Scientists from the International Livestock Research Institute, in collaboration with the Swedish University of Agricultural Sciences and Ethiopia’s National Animal Health Diagnostic and Investigation Center, trained 16 veterinarians, laboratory technicians and assistant veterinarians as part of efforts towards improved small ruminant respiratory and reproductive disease control in Ethiopia.
Feeds and nutrition, community-based sheep breeding and reproduction technologies were the focus of the November 2016 field day in Doyogena, Southern Nations, Nationalities and Peoples region (SNNPR) of Ethiopia. Hosted by the Areka Agricultural Research Center, the event brought farmers and others together from the Doyogena, Ancha Sedicho and Hewora kebeles where sheep farming is the mainstay of livestock production.
The International Livestock Research Institute (ILRI) and The International Centre for Agricultural Research in the Dry Areas (ICARDA) have been organizing a tailor made gender capacity development intervention for the CGIAR Research Program on Livestock and Fish research and development partners in Ethiopia.
Four community animal health platforms (CAHPs) have been formed to harness collective action in addressing animal health and livestock value constraints in four regions of Mali.
Twenty-seven veterinary officers and animal health workers in Sikasso, Mopti and Timbuktu in Mali have acquired new skills in managing endemic livestock diseases after taking part in a training workshop led by ILRI and other partners.

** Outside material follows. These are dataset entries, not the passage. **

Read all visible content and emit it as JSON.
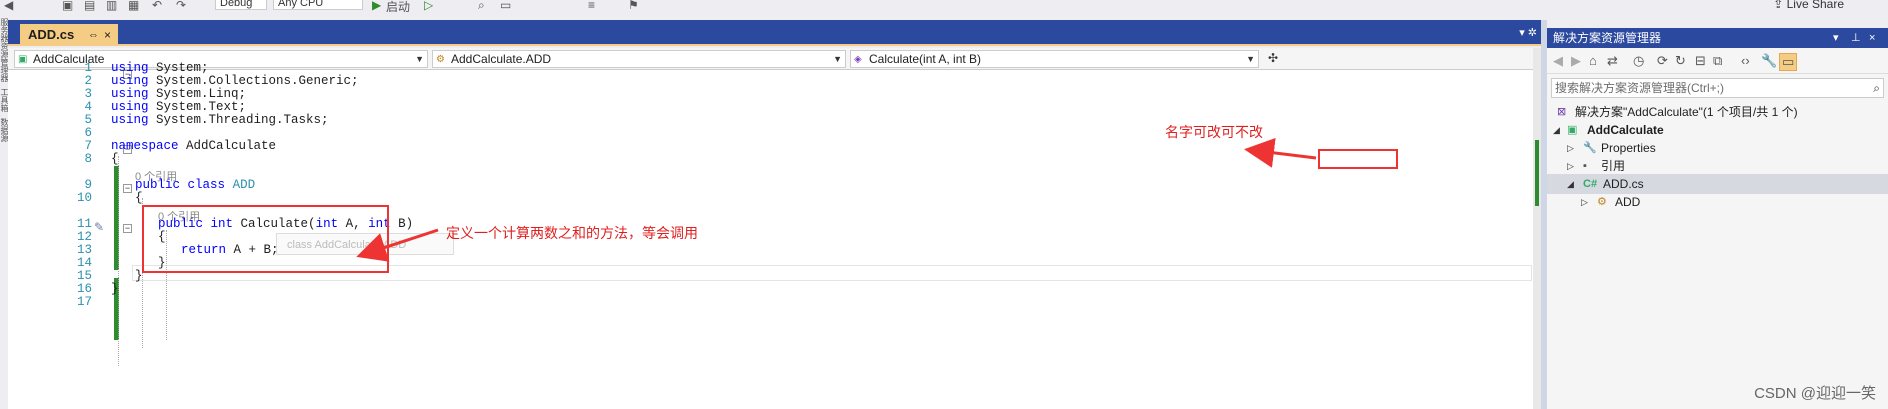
{
  "toolbar": {
    "config_combo": "Debug",
    "platform_combo": "Any CPU",
    "start_label": "启动",
    "live_share": "Live Share"
  },
  "left_bar": {
    "labels": [
      "服务器资源管理器",
      "工具箱",
      "数据源"
    ]
  },
  "editor": {
    "tab": {
      "label": "ADD.cs",
      "pin": "⇔",
      "close": "×"
    },
    "nav": {
      "project": "AddCalculate",
      "type": "AddCalculate.ADD",
      "member": "Calculate(int A, int B)"
    },
    "lines": [
      {
        "n": "1",
        "tokens": [
          {
            "k": "kw",
            "t": "using"
          },
          {
            "k": "",
            "t": " System;"
          }
        ]
      },
      {
        "n": "2",
        "tokens": [
          {
            "k": "kw",
            "t": "using"
          },
          {
            "k": "",
            "t": " System.Collections.Generic;"
          }
        ]
      },
      {
        "n": "3",
        "tokens": [
          {
            "k": "kw",
            "t": "using"
          },
          {
            "k": "",
            "t": " System.Linq;"
          }
        ]
      },
      {
        "n": "4",
        "tokens": [
          {
            "k": "kw",
            "t": "using"
          },
          {
            "k": "",
            "t": " System.Text;"
          }
        ]
      },
      {
        "n": "5",
        "tokens": [
          {
            "k": "kw",
            "t": "using"
          },
          {
            "k": "",
            "t": " System.Threading.Tasks;"
          }
        ]
      },
      {
        "n": "6",
        "tokens": []
      },
      {
        "n": "7",
        "tokens": [
          {
            "k": "kw",
            "t": "namespace"
          },
          {
            "k": "",
            "t": " AddCalculate"
          }
        ]
      },
      {
        "n": "8",
        "tokens": [
          {
            "k": "",
            "t": "{"
          }
        ]
      },
      {
        "n": "9",
        "tokens": [
          {
            "k": "kw",
            "t": "public"
          },
          {
            "k": "",
            "t": " "
          },
          {
            "k": "kw",
            "t": "class"
          },
          {
            "k": "",
            "t": " "
          },
          {
            "k": "ty",
            "t": "ADD"
          }
        ]
      },
      {
        "n": "10",
        "tokens": [
          {
            "k": "",
            "t": "{"
          }
        ]
      },
      {
        "n": "11",
        "tokens": [
          {
            "k": "kw",
            "t": "public"
          },
          {
            "k": "",
            "t": " "
          },
          {
            "k": "kw",
            "t": "int"
          },
          {
            "k": "",
            "t": " Calculate("
          },
          {
            "k": "kw",
            "t": "int"
          },
          {
            "k": "",
            "t": " A, "
          },
          {
            "k": "kw",
            "t": "int"
          },
          {
            "k": "",
            "t": " B)"
          }
        ]
      },
      {
        "n": "12",
        "tokens": [
          {
            "k": "",
            "t": "{"
          }
        ]
      },
      {
        "n": "13",
        "tokens": [
          {
            "k": "kw",
            "t": "return"
          },
          {
            "k": "",
            "t": " A + B;"
          }
        ]
      },
      {
        "n": "14",
        "tokens": [
          {
            "k": "",
            "t": "}"
          }
        ]
      },
      {
        "n": "15",
        "tokens": [
          {
            "k": "",
            "t": "}"
          }
        ]
      },
      {
        "n": "16",
        "tokens": [
          {
            "k": "",
            "t": "}"
          }
        ]
      },
      {
        "n": "17",
        "tokens": []
      }
    ],
    "ref_lens_class": "0 个引用",
    "ref_lens_method": "0 个引用",
    "peek_hint": "class AddCalculate.ADD"
  },
  "solution_explorer": {
    "title": "解决方案资源管理器",
    "search_placeholder": "搜索解决方案资源管理器(Ctrl+;)",
    "items": [
      {
        "label": "解决方案\"AddCalculate\"(1 个项目/共 1 个)",
        "icon": "solution-icon",
        "bold": false
      },
      {
        "label": "AddCalculate",
        "icon": "csharp-project-icon",
        "bold": true
      },
      {
        "label": "Properties",
        "icon": "wrench-icon",
        "bold": false
      },
      {
        "label": "引用",
        "icon": "references-icon",
        "bold": false
      },
      {
        "label": "ADD.cs",
        "icon": "csharp-file-icon",
        "bold": false,
        "icon_text": "C#"
      },
      {
        "label": "ADD",
        "icon": "class-icon",
        "bold": false
      }
    ]
  },
  "annotations": {
    "rename_note": "名字可改可不改",
    "method_note": "定义一个计算两数之和的方法，等会调用"
  },
  "watermark": "CSDN @迎迎一笑",
  "colors": {
    "tab_active": "#f5cc84",
    "title_bar": "#2b4a9f",
    "keyword": "#0000ff",
    "type": "#2b91af",
    "line_number": "#2b91af",
    "annotation_red": "#ee3333",
    "change_bar": "#2e8b2e"
  }
}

A practical laboratory training was conducted from 8-9 September 2016 at Addis Ababa University, College of Veterinary Medicine and Agriculture in Debre Zeit, Ethiopia for national research partners working in faecal examination for coenurosis control.
A recent gender capacity assessment study by the International Livestock Research Institute (ILRI) and the International Center for Agricultural Research in the Dry Areas (ICARDA) revealed that low or lack of gender capacities among research and development practitioners is one of the bottlenecks in the development of gendered livestock value chains in Ethiopia.
The MoreMilkiT project recently reviewed the sustainability of 30 dairy producer groups working with the project in Morogoro and Tanga to gauge their level of sustainability and existing gaps.
A recent business opportunity seminar facilitated by the MoreMilkiT project in Morogoro reviewed the progress of 25 Tanzanian milk traders in growing their milk businesses.
The smallholder pg value chain project in Uganda recently produced two posters – for farmers and for butchers – giving information on how to recognize African Swine fever (ASF).